◆ HOW TO COMPLETE THIS TASK: What is the count of lines in the data that hold the string "type"? State the number alone.

◆ ◆ ◆ ◆ ◆ ◆ ◆

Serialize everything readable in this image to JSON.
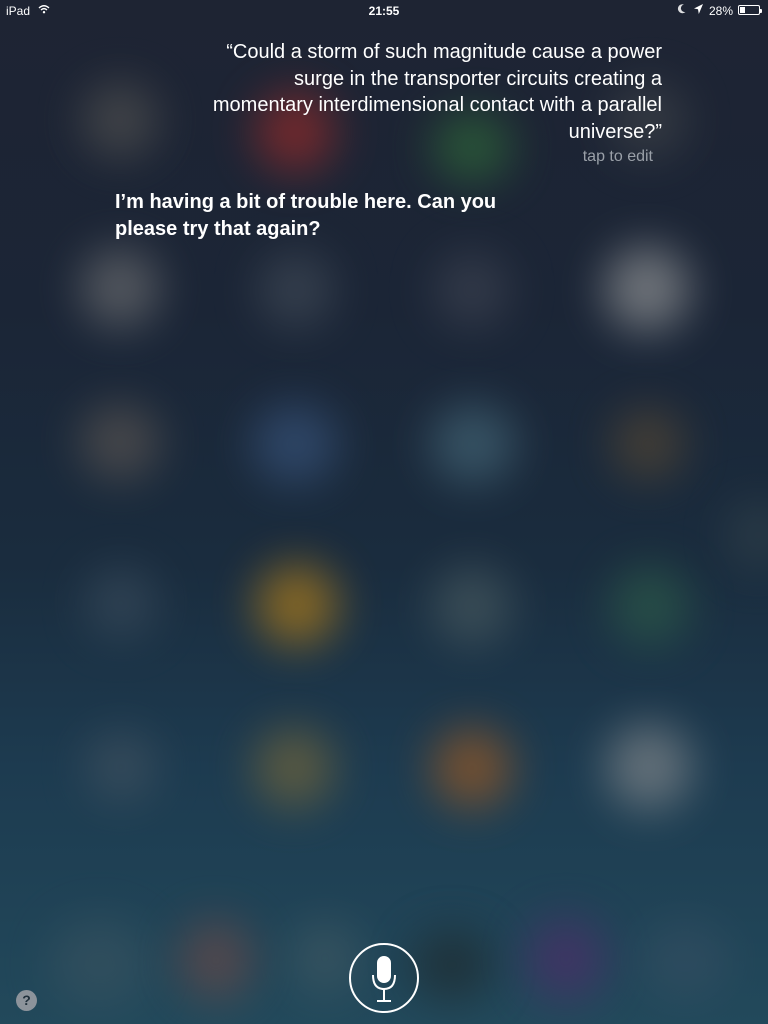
{
  "status_bar": {
    "device": "iPad",
    "time": "21:55",
    "battery": "28%",
    "battery_level": 0.28,
    "icons": [
      "wifi-icon",
      "moon-icon",
      "location-arrow-icon",
      "battery-icon"
    ]
  },
  "siri": {
    "user_query": "“Could a storm of such magnitude cause a power surge in the transporter circuits creating a momentary interdimensional contact with a parallel universe?”",
    "tap_to_edit": "tap to edit",
    "response": "I’m having a bit of trouble here. Can you please try that again?",
    "mic_icon": "microphone-icon",
    "help_label": "?"
  },
  "background": {
    "description_colors": {
      "base_top": "#1e2433",
      "base_bottom": "#22495b",
      "text": "#ffffff",
      "secondary_text": "#9aa0a8"
    }
  }
}
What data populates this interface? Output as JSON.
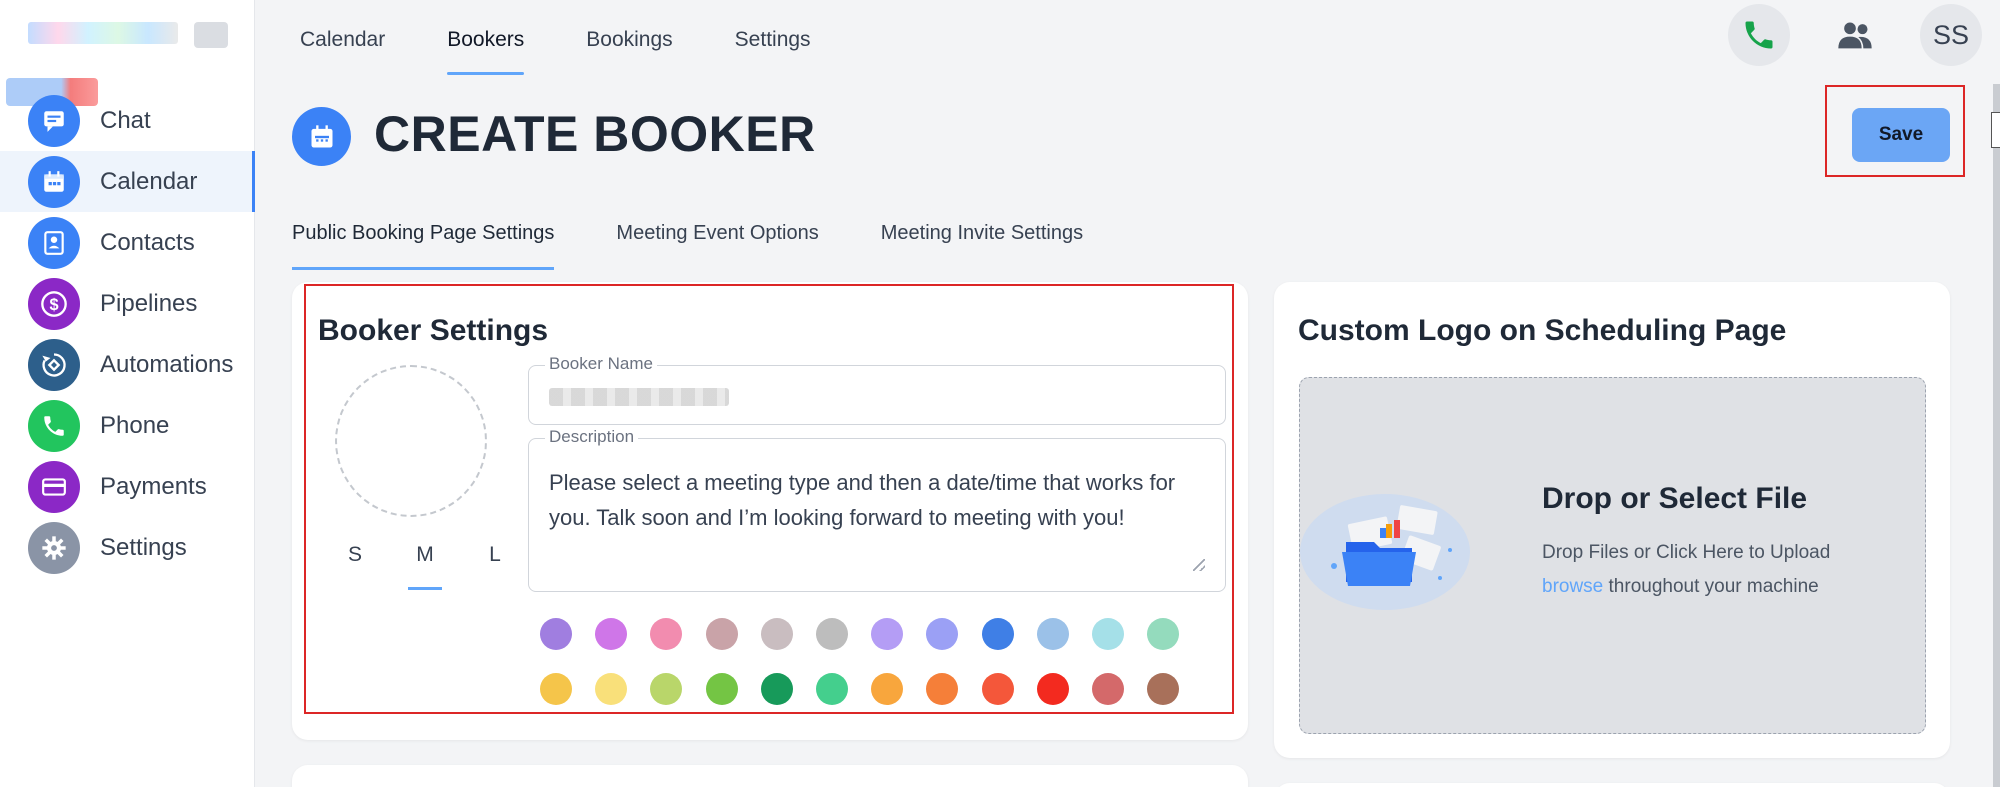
{
  "sidebar": {
    "items": [
      {
        "label": "Chat",
        "icon": "chat-icon",
        "color": "#3b82f6"
      },
      {
        "label": "Calendar",
        "icon": "calendar-icon",
        "color": "#3b82f6"
      },
      {
        "label": "Contacts",
        "icon": "contacts-icon",
        "color": "#3b82f6"
      },
      {
        "label": "Pipelines",
        "icon": "dollar-icon",
        "color": "#8b28c6"
      },
      {
        "label": "Automations",
        "icon": "automations-icon",
        "color": "#2d5f8b"
      },
      {
        "label": "Phone",
        "icon": "phone-icon",
        "color": "#22c55e"
      },
      {
        "label": "Payments",
        "icon": "card-icon",
        "color": "#8b28c6"
      },
      {
        "label": "Settings",
        "icon": "gear-icon",
        "color": "#8a94a6"
      }
    ],
    "active_index": 1
  },
  "topnav": {
    "tabs": [
      "Calendar",
      "Bookers",
      "Bookings",
      "Settings"
    ],
    "active_index": 1,
    "user_initials": "SS"
  },
  "page": {
    "title": "CREATE BOOKER",
    "save_label": "Save"
  },
  "subtabs": {
    "items": [
      "Public Booking Page Settings",
      "Meeting Event Options",
      "Meeting Invite Settings"
    ],
    "active_index": 0
  },
  "booker_settings": {
    "heading": "Booker Settings",
    "sizes": [
      "S",
      "M",
      "L"
    ],
    "active_size": "M",
    "name_label": "Booker Name",
    "description_label": "Description",
    "description_value": "Please select a meeting type and then a date/time that works for you. Talk soon and I’m looking forward to meeting with you!",
    "colors": [
      "#a07ee0",
      "#cf76e8",
      "#f28caf",
      "#c9a3a8",
      "#c9bdc0",
      "#bdbdbd",
      "#b49df5",
      "#9ba0f5",
      "#3f7fe6",
      "#9bc1e8",
      "#a5e0e8",
      "#94dbbd",
      "#f5c54a",
      "#f9e07a",
      "#b9d66a",
      "#74c544",
      "#179a5a",
      "#44cf8d",
      "#f8a63d",
      "#f57f39",
      "#f4573a",
      "#f32a1f",
      "#d4696a",
      "#a8705a"
    ]
  },
  "custom_logo": {
    "heading": "Custom Logo on Scheduling Page",
    "drop_title": "Drop or Select File",
    "drop_text_before": "Drop Files or Click Here to Upload ",
    "drop_link": "browse",
    "drop_text_after": " throughout your machine"
  }
}
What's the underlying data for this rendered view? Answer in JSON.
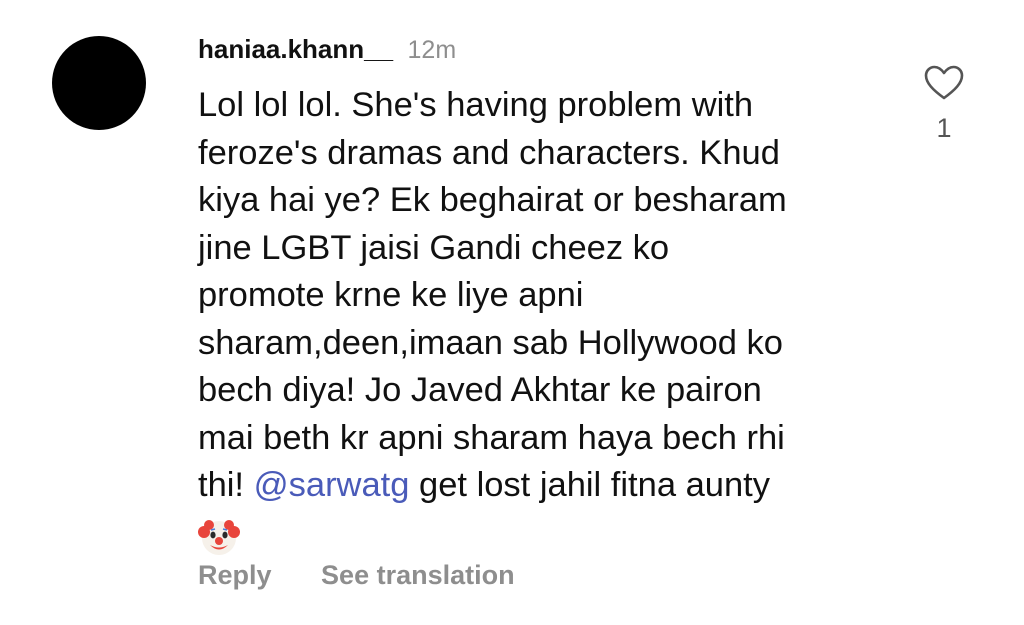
{
  "comment": {
    "username": "haniaa.khann__",
    "time": "12m",
    "lines": [
      "Lol lol lol. She's having problem with",
      "feroze's dramas and characters. Khud",
      "kiya hai ye? Ek beghairat or besharam",
      "jine LGBT jaisi Gandi cheez ko",
      "promote krne ke liye apni",
      "sharam,deen,imaan sab Hollywood ko",
      "bech diya! Jo Javed Akhtar ke pairon",
      "mai beth kr apni sharam haya bech rhi"
    ],
    "last_line_before": "thi! ",
    "mention": "@sarwatg",
    "last_line_after": " get lost jahil fitna aunty",
    "emoji": "clown-face-icon"
  },
  "actions": {
    "reply": "Reply",
    "see_translation": "See translation"
  },
  "like": {
    "icon": "heart-outline-icon",
    "count": "1"
  },
  "colors": {
    "text": "#111111",
    "muted": "#8e8e8e",
    "mention": "#4a5bb9",
    "avatar": "#000000"
  }
}
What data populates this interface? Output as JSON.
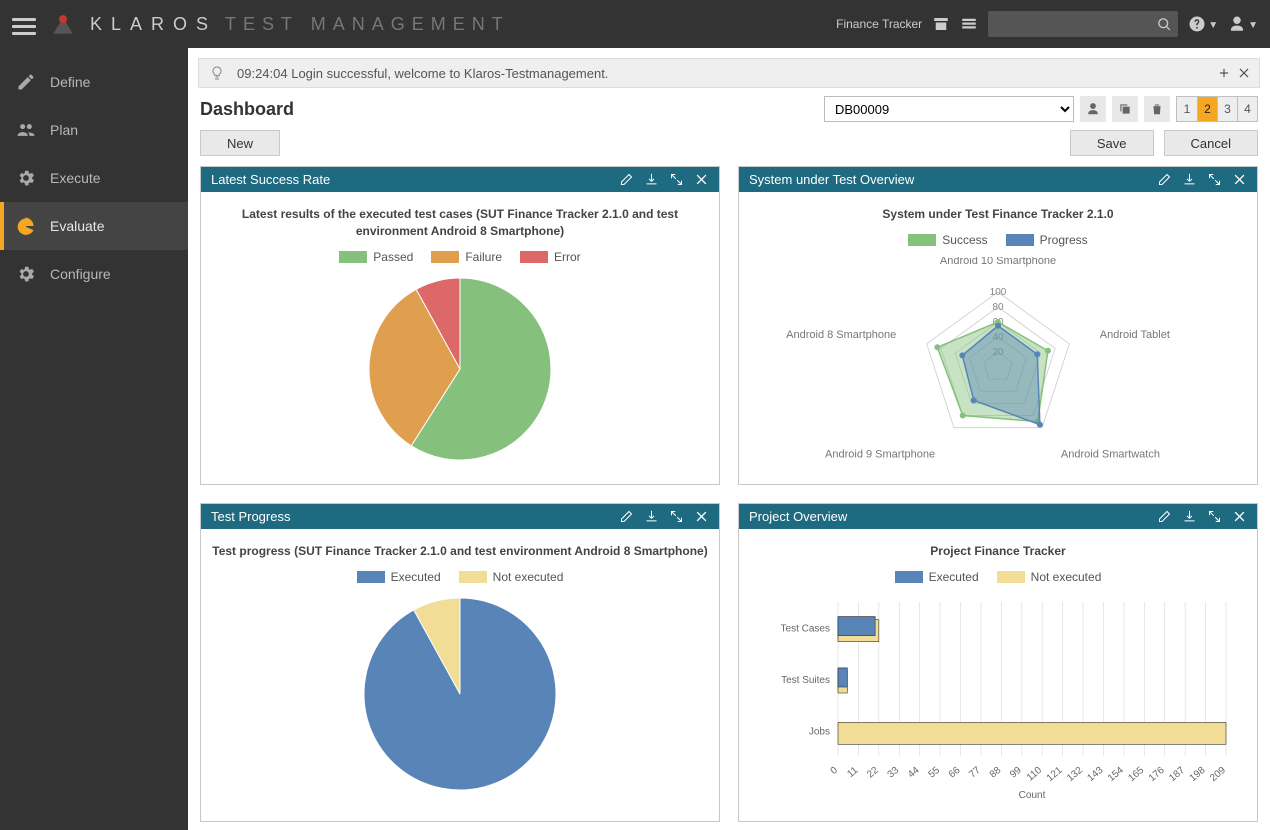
{
  "header": {
    "app_name": "KLAROS",
    "app_subtitle": "TEST MANAGEMENT",
    "context_label": "Finance Tracker",
    "search_placeholder": ""
  },
  "sidebar": {
    "items": [
      {
        "key": "define",
        "label": "Define",
        "active": false
      },
      {
        "key": "plan",
        "label": "Plan",
        "active": false
      },
      {
        "key": "execute",
        "label": "Execute",
        "active": false
      },
      {
        "key": "evaluate",
        "label": "Evaluate",
        "active": true
      },
      {
        "key": "configure",
        "label": "Configure",
        "active": false
      }
    ]
  },
  "notice": {
    "text": "09:24:04 Login successful, welcome to Klaros-Testmanagement."
  },
  "dashboard": {
    "title": "Dashboard",
    "selected_db": "DB00009",
    "pages": [
      "1",
      "2",
      "3",
      "4"
    ],
    "active_page": "2",
    "buttons": {
      "new": "New",
      "save": "Save",
      "cancel": "Cancel"
    }
  },
  "panels": {
    "success_rate": {
      "title": "Latest Success Rate",
      "chart_title": "Latest results of the executed test cases (SUT Finance Tracker 2.1.0 and test environment Android 8 Smartphone)",
      "legend": [
        "Passed",
        "Failure",
        "Error"
      ],
      "colors": [
        "#85c17d",
        "#e09f4f",
        "#dc6868"
      ]
    },
    "sut_overview": {
      "title": "System under Test Overview",
      "chart_title": "System under Test Finance Tracker 2.1.0",
      "legend": [
        "Success",
        "Progress"
      ],
      "colors": [
        "#85c17d",
        "#5884b8"
      ]
    },
    "test_progress": {
      "title": "Test Progress",
      "chart_title": "Test progress (SUT Finance Tracker 2.1.0 and test environment Android 8 Smartphone)",
      "legend": [
        "Executed",
        "Not executed"
      ],
      "colors": [
        "#5884b8",
        "#f2dd96"
      ]
    },
    "project_overview": {
      "title": "Project Overview",
      "chart_title": "Project Finance Tracker",
      "legend": [
        "Executed",
        "Not executed"
      ],
      "colors": [
        "#5884b8",
        "#f2dd96"
      ],
      "xlabel": "Count"
    }
  },
  "chart_data": [
    {
      "id": "success_rate",
      "type": "pie",
      "title": "Latest results of the executed test cases (SUT Finance Tracker 2.1.0 and test environment Android 8 Smartphone)",
      "series": [
        {
          "name": "Passed",
          "value": 59
        },
        {
          "name": "Failure",
          "value": 33
        },
        {
          "name": "Error",
          "value": 8
        }
      ]
    },
    {
      "id": "sut_overview",
      "type": "radar",
      "title": "System under Test Finance Tracker 2.1.0",
      "axes": [
        "Android 10 Smartphone",
        "Android Tablet",
        "Android Smartwatch",
        "Android 9 Smartphone",
        "Android 8 Smartphone"
      ],
      "ticks": [
        20,
        40,
        60,
        80,
        100
      ],
      "series": [
        {
          "name": "Success",
          "values": [
            60,
            70,
            90,
            80,
            85
          ]
        },
        {
          "name": "Progress",
          "values": [
            55,
            55,
            95,
            55,
            50
          ]
        }
      ]
    },
    {
      "id": "test_progress",
      "type": "pie",
      "title": "Test progress (SUT Finance Tracker 2.1.0 and test environment Android 8 Smartphone)",
      "series": [
        {
          "name": "Executed",
          "value": 92
        },
        {
          "name": "Not executed",
          "value": 8
        }
      ]
    },
    {
      "id": "project_overview",
      "type": "bar",
      "orientation": "horizontal",
      "title": "Project Finance Tracker",
      "xlabel": "Count",
      "xlim": [
        0,
        209
      ],
      "xticks": [
        0,
        11,
        22,
        33,
        44,
        55,
        66,
        77,
        88,
        99,
        110,
        121,
        132,
        143,
        154,
        165,
        176,
        187,
        198,
        209
      ],
      "categories": [
        "Test Cases",
        "Test Suites",
        "Jobs"
      ],
      "series": [
        {
          "name": "Executed",
          "values": [
            20,
            5,
            0
          ]
        },
        {
          "name": "Not executed",
          "values": [
            22,
            5,
            209
          ]
        }
      ]
    }
  ]
}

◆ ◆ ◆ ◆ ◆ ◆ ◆

◆ RESPONSE AREA: 5